INSTRUCTIONS TO FOLLOW: Please restate all of the records word for word, setting the pictures aside.

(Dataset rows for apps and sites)
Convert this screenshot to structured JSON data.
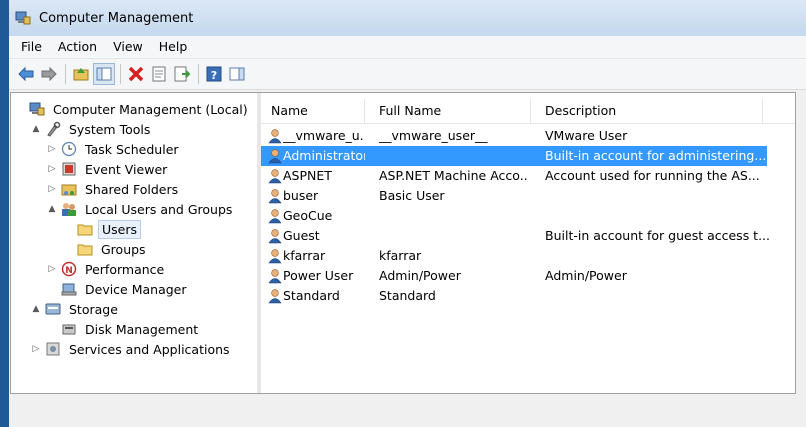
{
  "window": {
    "title": "Computer Management"
  },
  "menu": [
    "File",
    "Action",
    "View",
    "Help"
  ],
  "tree": [
    {
      "label": "Computer Management (Local)",
      "indent": 0,
      "expander": "",
      "icon": "computer-icon"
    },
    {
      "label": "System Tools",
      "indent": 1,
      "expander": "▲",
      "icon": "tools-icon"
    },
    {
      "label": "Task Scheduler",
      "indent": 2,
      "expander": "▷",
      "icon": "clock-icon"
    },
    {
      "label": "Event Viewer",
      "indent": 2,
      "expander": "▷",
      "icon": "event-viewer-icon"
    },
    {
      "label": "Shared Folders",
      "indent": 2,
      "expander": "▷",
      "icon": "shared-folder-icon"
    },
    {
      "label": "Local Users and Groups",
      "indent": 2,
      "expander": "▲",
      "icon": "users-groups-icon"
    },
    {
      "label": "Users",
      "indent": 3,
      "expander": "",
      "icon": "folder-icon",
      "selected": true
    },
    {
      "label": "Groups",
      "indent": 3,
      "expander": "",
      "icon": "folder-icon"
    },
    {
      "label": "Performance",
      "indent": 2,
      "expander": "▷",
      "icon": "performance-icon"
    },
    {
      "label": "Device Manager",
      "indent": 2,
      "expander": "",
      "icon": "device-manager-icon"
    },
    {
      "label": "Storage",
      "indent": 1,
      "expander": "▲",
      "icon": "storage-icon"
    },
    {
      "label": "Disk Management",
      "indent": 2,
      "expander": "",
      "icon": "disk-icon"
    },
    {
      "label": "Services and Applications",
      "indent": 1,
      "expander": "▷",
      "icon": "services-icon"
    }
  ],
  "columns": [
    "Name",
    "Full Name",
    "Description"
  ],
  "users": [
    {
      "name": "__vmware_u...",
      "full_name": "__vmware_user__",
      "description": "VMware User"
    },
    {
      "name": "Administrator",
      "full_name": "",
      "description": "Built-in account for administering...",
      "selected": true
    },
    {
      "name": "ASPNET",
      "full_name": "ASP.NET Machine Acco...",
      "description": "Account used for running the AS..."
    },
    {
      "name": "buser",
      "full_name": "Basic User",
      "description": ""
    },
    {
      "name": "GeoCue",
      "full_name": "",
      "description": ""
    },
    {
      "name": "Guest",
      "full_name": "",
      "description": "Built-in account for guest access t..."
    },
    {
      "name": "kfarrar",
      "full_name": "kfarrar",
      "description": ""
    },
    {
      "name": "Power User",
      "full_name": "Admin/Power",
      "description": "Admin/Power"
    },
    {
      "name": "Standard",
      "full_name": "Standard",
      "description": ""
    }
  ],
  "colors": {
    "selection": "#3399ff",
    "border_accent": "#1f5a96"
  }
}
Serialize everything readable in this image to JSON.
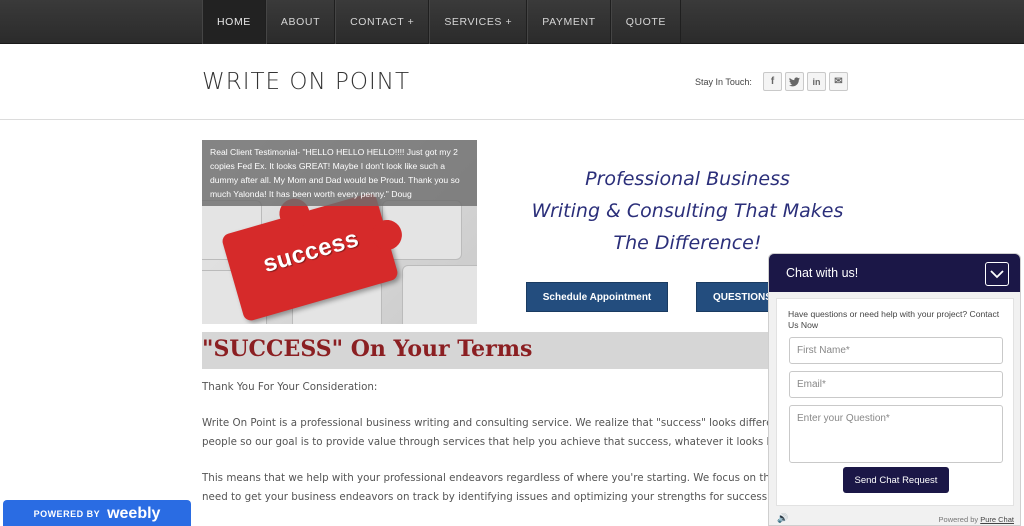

WRITTEN ANSWER:
Convert this screenshot to structured JSON data.
{
  "window": {
    "title": "Computer Management"
  },
  "menu": [
    "File",
    "Action",
    "View",
    "Help"
  ],
  "tree": [
    {
      "label": "Computer Management (Local)",
      "indent": 0,
      "expander": "",
      "icon": "computer-icon"
    },
    {
      "label": "System Tools",
      "indent": 1,
      "expander": "▲",
      "icon": "tools-icon"
    },
    {
      "label": "Task Scheduler",
      "indent": 2,
      "expander": "▷",
      "icon": "clock-icon"
    },
    {
      "label": "Event Viewer",
      "indent": 2,
      "expander": "▷",
      "icon": "event-viewer-icon"
    },
    {
      "label": "Shared Folders",
      "indent": 2,
      "expander": "▷",
      "icon": "shared-folder-icon"
    },
    {
      "label": "Local Users and Groups",
      "indent": 2,
      "expander": "▲",
      "icon": "users-groups-icon"
    },
    {
      "label": "Users",
      "indent": 3,
      "expander": "",
      "icon": "folder-icon",
      "selected": true
    },
    {
      "label": "Groups",
      "indent": 3,
      "expander": "",
      "icon": "folder-icon"
    },
    {
      "label": "Performance",
      "indent": 2,
      "expander": "▷",
      "icon": "performance-icon"
    },
    {
      "label": "Device Manager",
      "indent": 2,
      "expander": "",
      "icon": "device-manager-icon"
    },
    {
      "label": "Storage",
      "indent": 1,
      "expander": "▲",
      "icon": "storage-icon"
    },
    {
      "label": "Disk Management",
      "indent": 2,
      "expander": "",
      "icon": "disk-icon"
    },
    {
      "label": "Services and Applications",
      "indent": 1,
      "expander": "▷",
      "icon": "services-icon"
    }
  ],
  "columns": [
    "Name",
    "Full Name",
    "Description"
  ],
  "users": [
    {
      "name": "__vmware_u...",
      "full_name": "__vmware_user__",
      "description": "VMware User"
    },
    {
      "name": "Administrator",
      "full_name": "",
      "description": "Built-in account for administering...",
      "selected": true
    },
    {
      "name": "ASPNET",
      "full_name": "ASP.NET Machine Acco...",
      "description": "Account used for running the AS..."
    },
    {
      "name": "buser",
      "full_name": "Basic User",
      "description": ""
    },
    {
      "name": "GeoCue",
      "full_name": "",
      "description": ""
    },
    {
      "name": "Guest",
      "full_name": "",
      "description": "Built-in account for guest access t..."
    },
    {
      "name": "kfarrar",
      "full_name": "kfarrar",
      "description": ""
    },
    {
      "name": "Power User",
      "full_name": "Admin/Power",
      "description": "Admin/Power"
    },
    {
      "name": "Standard",
      "full_name": "Standard",
      "description": ""
    }
  ],
  "colors": {
    "selection": "#3399ff",
    "border_accent": "#1f5a96"
  }
}
Serialize everything readable in this image to JSON.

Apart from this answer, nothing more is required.